As any financial planner can attest, it isn’t only how much is saved but what is spent that determines whether a nest egg will last. Indeed, the annual withdrawal rate during retirement is the most important factor in minimizing the likelihood of outliving one’s money. That percentage, which differs for everyone, is based upon the …

It’s your last, best chance to fatten your nest egg. But all too often, new retirees undermine their own financial security by claiming Social Security too early, and without regard to strategy. Indeed, the amount you receive in monthly benefits is largely determined by the age at which you begin collecting, your marital status, lifetime …

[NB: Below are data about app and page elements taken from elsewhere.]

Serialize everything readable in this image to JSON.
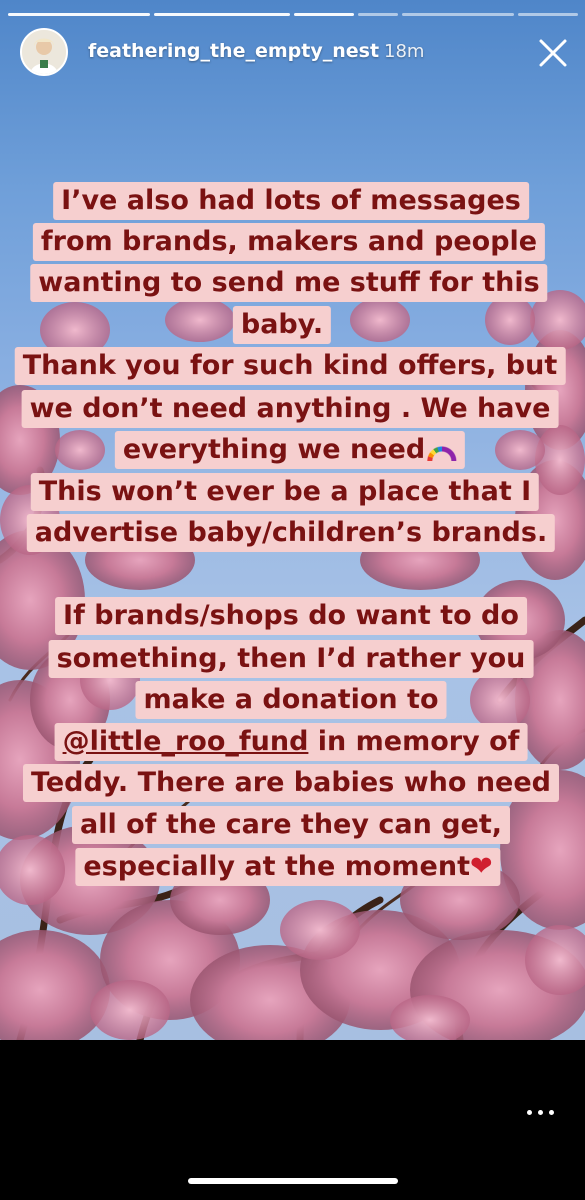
{
  "story": {
    "progress": [
      1,
      1,
      1,
      1,
      0.55,
      0
    ],
    "username": "feathering_the_empty_nest",
    "time": "18m"
  },
  "sticker": {
    "lines": [
      "I’ve also had lots of messages",
      "from brands, makers and people",
      "wanting to send me stuff for this",
      "baby.",
      "Thank you for such kind offers, but",
      "we don’t need anything . We have",
      "everything we need",
      "This won’t ever be a place that I",
      "advertise baby/children’s brands.",
      "If brands/shops do want to do",
      "something, then I’d rather you",
      "make a donation to",
      "@little_roo_fund",
      " in memory of",
      "Teddy. There are babies who need",
      "all of the care they can get,",
      "especially at the moment",
      "❤"
    ]
  },
  "icons": {
    "close": "close-icon",
    "rainbow": "rainbow-emoji-icon",
    "more": "more-options-icon"
  }
}
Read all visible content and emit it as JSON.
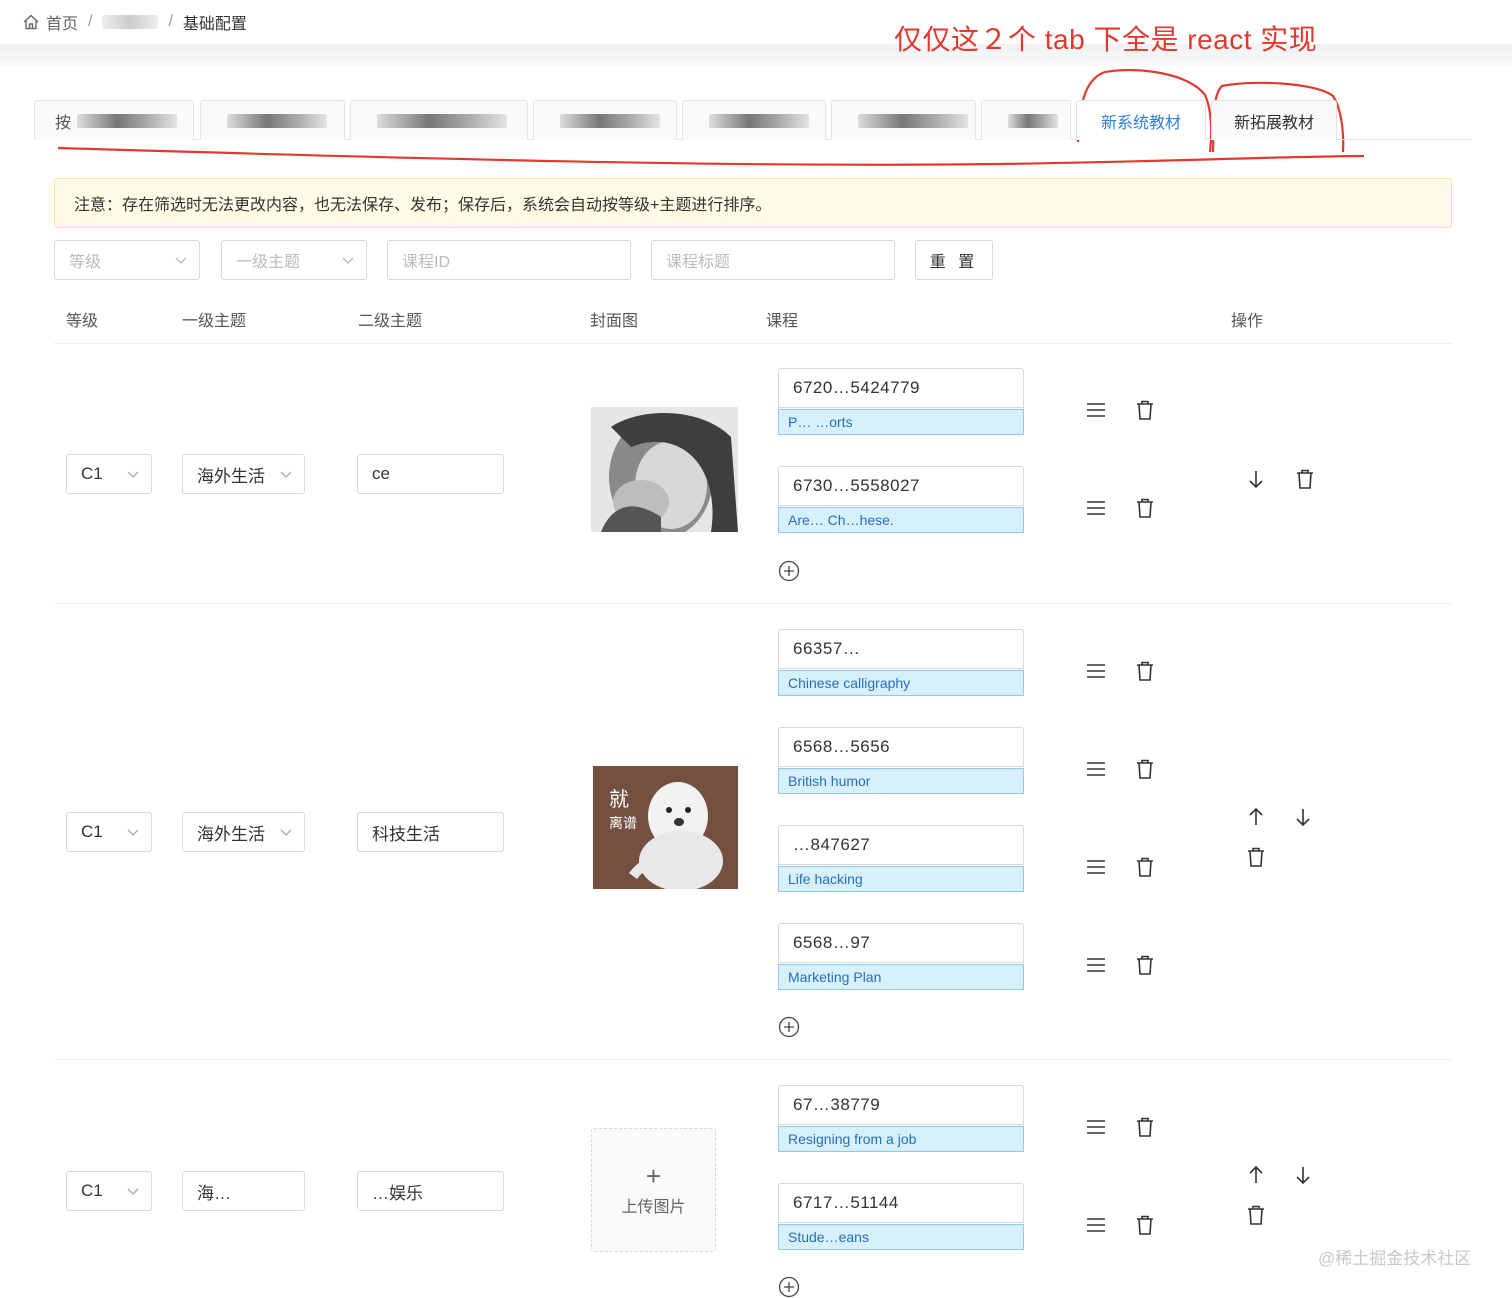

You donate to charity during the gift-giving season. You purchase presents for loved ones. You may even tip your postal worker. But it’s no doubt safe to assume that the Internal Revenue Service is not on your holiday list. Indeed, by failing to take advantage of all tax breaks to which you are entitled, you …

It’s among the most popular tools available for maximizing after-tax returns. But unbeknownst to many investors, the practice of harvesting losses to offset capital gains also comes with some pretty sizable downside risks. Some say the benefit of tax-loss harvesting is overstated, that the net effect of selling securities that are down and buying them …

There may be fewer changes to the federal tax code this year than in 2013, but the handful that exist could still impact what you owe. Some, like the new health insurance tax credit, could put more jingle in your pocket, while the expiration of more than four dozen temporary tax breaks that Congress has …

Bonds have long been viewed as a port in the storm, a low-risk asset class that creates consistent cash flow and helps to balance equity market mood swings. But with rates for Treasuries and other safe haven securities barely keeping pace with inflation—and in some cases falling behind—yield-hungry investors have been forced to purchase fixed-income …

You’ve worked hard for what you have. You funded your retirement plan, paid off your home and amassed enough savings to cover future expenses, plus leave a financial legacy to your loved ones. Too bad your ex-spouse—and his or her kids—will inherit it all. Indeed, estate-planning blunders are costly and common, even among the fiscally …

For the last 20 years, it didn’t particularly matter whether you owned U.S. bond funds or individual bonds. Fueled by falling interest rates, they both delivered consistent income and a counterbalance to equity market volatility. No wonder the market grew faster than the domestic economy and tripled in size to just under $37 trillion. But …

Faced with rising medical expenses and longer life expectancies, many seniors are turning to their single largest asset as a source of supplemental income: their home. Indeed, reverse mortgages enable seniors who are 62 and older to convert a portion of the equity in their home into cash without having to sell. As the name …

It’s bad enough that you might get stuck paying the alternative minimum tax (AMT). That it takes a tedious calculation to know for sure is salt in the wound. Indeed, IRS Form 6251, which is used to calculate taxable income under the AMT, requires 60 lines of mind-numbing computation using a different set of tax …